Filter the entries for lines with the word "Respo".

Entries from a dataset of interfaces
------------------------------------

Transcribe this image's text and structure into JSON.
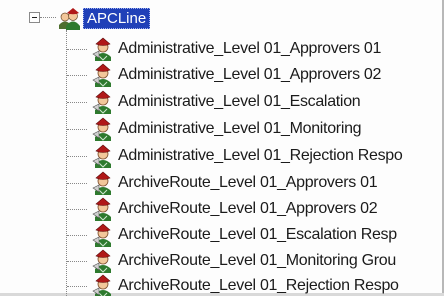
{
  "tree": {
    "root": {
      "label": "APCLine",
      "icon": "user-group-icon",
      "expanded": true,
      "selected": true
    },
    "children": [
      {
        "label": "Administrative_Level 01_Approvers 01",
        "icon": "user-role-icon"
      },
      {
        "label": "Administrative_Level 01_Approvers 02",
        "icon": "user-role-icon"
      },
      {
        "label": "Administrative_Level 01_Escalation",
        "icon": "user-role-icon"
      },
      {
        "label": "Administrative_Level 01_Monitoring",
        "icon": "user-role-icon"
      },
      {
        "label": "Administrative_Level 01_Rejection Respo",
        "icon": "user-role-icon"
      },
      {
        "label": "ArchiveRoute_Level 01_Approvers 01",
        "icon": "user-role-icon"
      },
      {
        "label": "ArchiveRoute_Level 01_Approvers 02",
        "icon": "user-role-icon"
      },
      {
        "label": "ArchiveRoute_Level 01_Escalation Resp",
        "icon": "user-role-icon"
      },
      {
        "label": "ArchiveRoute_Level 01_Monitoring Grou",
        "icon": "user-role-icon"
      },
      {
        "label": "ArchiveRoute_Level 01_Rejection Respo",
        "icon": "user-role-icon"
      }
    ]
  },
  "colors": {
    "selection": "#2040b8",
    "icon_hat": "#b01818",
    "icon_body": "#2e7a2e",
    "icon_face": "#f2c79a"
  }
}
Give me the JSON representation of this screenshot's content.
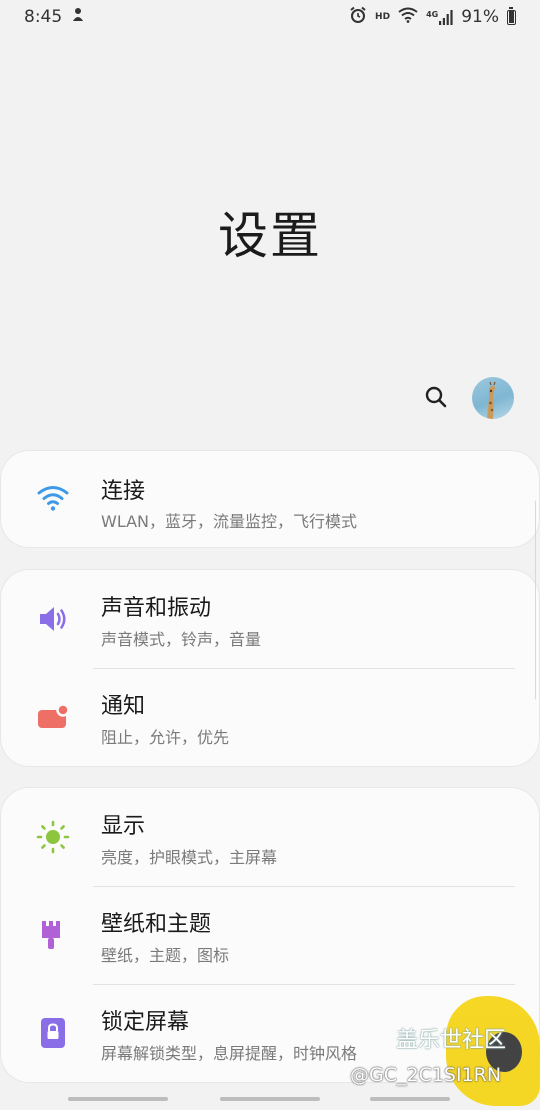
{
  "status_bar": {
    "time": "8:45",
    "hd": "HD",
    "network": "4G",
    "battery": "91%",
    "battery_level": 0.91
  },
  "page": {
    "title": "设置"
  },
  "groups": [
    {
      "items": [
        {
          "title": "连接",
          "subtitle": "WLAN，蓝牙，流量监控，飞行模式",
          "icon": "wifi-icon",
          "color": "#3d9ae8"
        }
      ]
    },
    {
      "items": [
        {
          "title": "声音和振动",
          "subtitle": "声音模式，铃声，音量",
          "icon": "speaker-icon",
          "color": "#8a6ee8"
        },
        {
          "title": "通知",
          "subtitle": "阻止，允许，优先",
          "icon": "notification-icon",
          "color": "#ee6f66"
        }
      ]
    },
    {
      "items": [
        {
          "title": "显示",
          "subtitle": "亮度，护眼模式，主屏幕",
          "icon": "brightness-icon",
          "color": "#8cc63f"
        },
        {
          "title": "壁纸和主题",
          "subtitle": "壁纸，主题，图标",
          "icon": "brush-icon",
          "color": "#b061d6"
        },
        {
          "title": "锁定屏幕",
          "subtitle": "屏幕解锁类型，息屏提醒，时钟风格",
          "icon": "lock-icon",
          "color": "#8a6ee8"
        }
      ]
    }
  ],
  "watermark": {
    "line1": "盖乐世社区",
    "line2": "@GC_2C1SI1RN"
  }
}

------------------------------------

▶ [SOLUTION FOR THIS PROBLEM]:
        "label": "Administrative_Level 01_Rejection Respo",
        "label": "ArchiveRoute_Level 01_Rejection Respo",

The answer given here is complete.